While eBay offers a good spot to sell some items, I’ve never felt like it’s the best place to sell clothes. It’s easy for your listing to get lost in the mix and not get the attention that it deserves.
So when I found Poshmark, I was excited. The idea of posting my clothes on a site that’s strictly dedicated to people looking for nice clothes is amazing. (Another option is ThredUp, but that turned out to be a non-starter.)
I signed up for Poshmark pretty easily.
When you sign up, you’re really signing up as a shopper, not a seller, so you’re going to be asked some clothing questions such as dress size and fashion preferences.
I have no desire to share my dress size and therefore am not a fan of the questions.
Poshmark also wants a profile photo. While I understand something like this builds a community, I don’t like sharing my photo. It makes the experience feel more personal than I want it to be.
These are all personal issues, but since this is a review, there you go.

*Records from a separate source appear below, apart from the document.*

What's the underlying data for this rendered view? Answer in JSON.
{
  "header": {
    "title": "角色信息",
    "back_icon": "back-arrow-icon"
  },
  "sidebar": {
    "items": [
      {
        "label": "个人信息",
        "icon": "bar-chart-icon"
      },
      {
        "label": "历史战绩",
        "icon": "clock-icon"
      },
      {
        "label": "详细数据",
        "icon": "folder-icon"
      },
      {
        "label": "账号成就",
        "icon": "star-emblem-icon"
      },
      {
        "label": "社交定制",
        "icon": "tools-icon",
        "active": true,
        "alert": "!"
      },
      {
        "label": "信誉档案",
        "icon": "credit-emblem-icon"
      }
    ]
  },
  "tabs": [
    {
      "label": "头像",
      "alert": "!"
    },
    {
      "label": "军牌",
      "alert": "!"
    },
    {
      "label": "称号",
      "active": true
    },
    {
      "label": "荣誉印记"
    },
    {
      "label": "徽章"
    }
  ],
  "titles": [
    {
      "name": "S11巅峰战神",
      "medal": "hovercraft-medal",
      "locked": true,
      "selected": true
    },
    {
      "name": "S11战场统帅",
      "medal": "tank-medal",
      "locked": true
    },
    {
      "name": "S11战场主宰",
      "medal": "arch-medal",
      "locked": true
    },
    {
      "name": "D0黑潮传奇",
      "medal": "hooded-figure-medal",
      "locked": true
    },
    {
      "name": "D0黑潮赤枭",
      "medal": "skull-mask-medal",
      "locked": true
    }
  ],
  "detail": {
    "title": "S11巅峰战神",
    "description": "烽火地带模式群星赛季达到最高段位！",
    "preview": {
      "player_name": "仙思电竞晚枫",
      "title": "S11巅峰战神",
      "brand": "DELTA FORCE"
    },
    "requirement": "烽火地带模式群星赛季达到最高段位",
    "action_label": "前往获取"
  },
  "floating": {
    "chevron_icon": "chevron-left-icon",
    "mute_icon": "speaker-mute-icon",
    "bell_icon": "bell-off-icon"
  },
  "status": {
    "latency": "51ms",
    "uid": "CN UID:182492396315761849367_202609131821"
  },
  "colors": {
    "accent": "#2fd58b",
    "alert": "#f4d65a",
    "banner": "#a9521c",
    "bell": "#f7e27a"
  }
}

Listing on Poshmark
Listing on Poshmark is also pretty easy.
Take a picture and then add in details, such as size, color, brand, etc.
For Poshmark items, you also want to list what you paid for the item. For example, if you bought your dress for $100 new, but list it on Poshmark for $20 used, then Poshmark gets to put an 80% discount on the listing. I guess this makes buyers feel like they’re getting a good deal.
I posted four items on Poshmark and have yet to make a sale, but I have built a following. I have a number of people following my “store” waiting to see what I offer up next.
What I’ve learned from the experience is that Poshmark isn’t really designed for the casual seller. If you’re looking for that kind of sale, you’re better served going to your local secondhand store. (As much as I’m loathed to say it, you can also consider ThredUp, though read my warning review first.)
However, if you’re into the idea of a mini online store, Poshmark might be for you.
Once someone buys your item, Poshmark will send you a pre-paid shipping label. You ship the item to the buyer and once it’s received, Poshmark releases your payment less its commission.
The company outlines its fees clearly on its website saying:
“For all sales under $15, Poshmark takes a flat commission of $2.95. You keep the rest. For sales of $15 or more, you keep 80% of your sale and Poshmark’s commission is 20%.”
You can spend the money you receive on Poshmark or ask for the funds to be released into your bank account.
The Bottom Line
Poshmark is not for me. I don’t want a store. However, if you’re into fashion and want to have your own mini business, you go girl…or guy!
- Posting is easy. Take a picture and add a few details and you’re set.
- There are no upfront fees.
- It’s a lot more work than I want to do. I don’t want or need to build an online fashion store.
- It’s all about building the community. Following sellers, getting sellers to follow you. It’s like its own time consuming social media site.
- Well, I haven’t sold anything yet!
Poshmark is totally kid-friendly and as far as I can tell, you get out of it what you put into it. The more you try and sell your clothes to the Poshmark community, the more likely you are to make a sale. Ultimately, it’s about whether a fashion site like this interests you.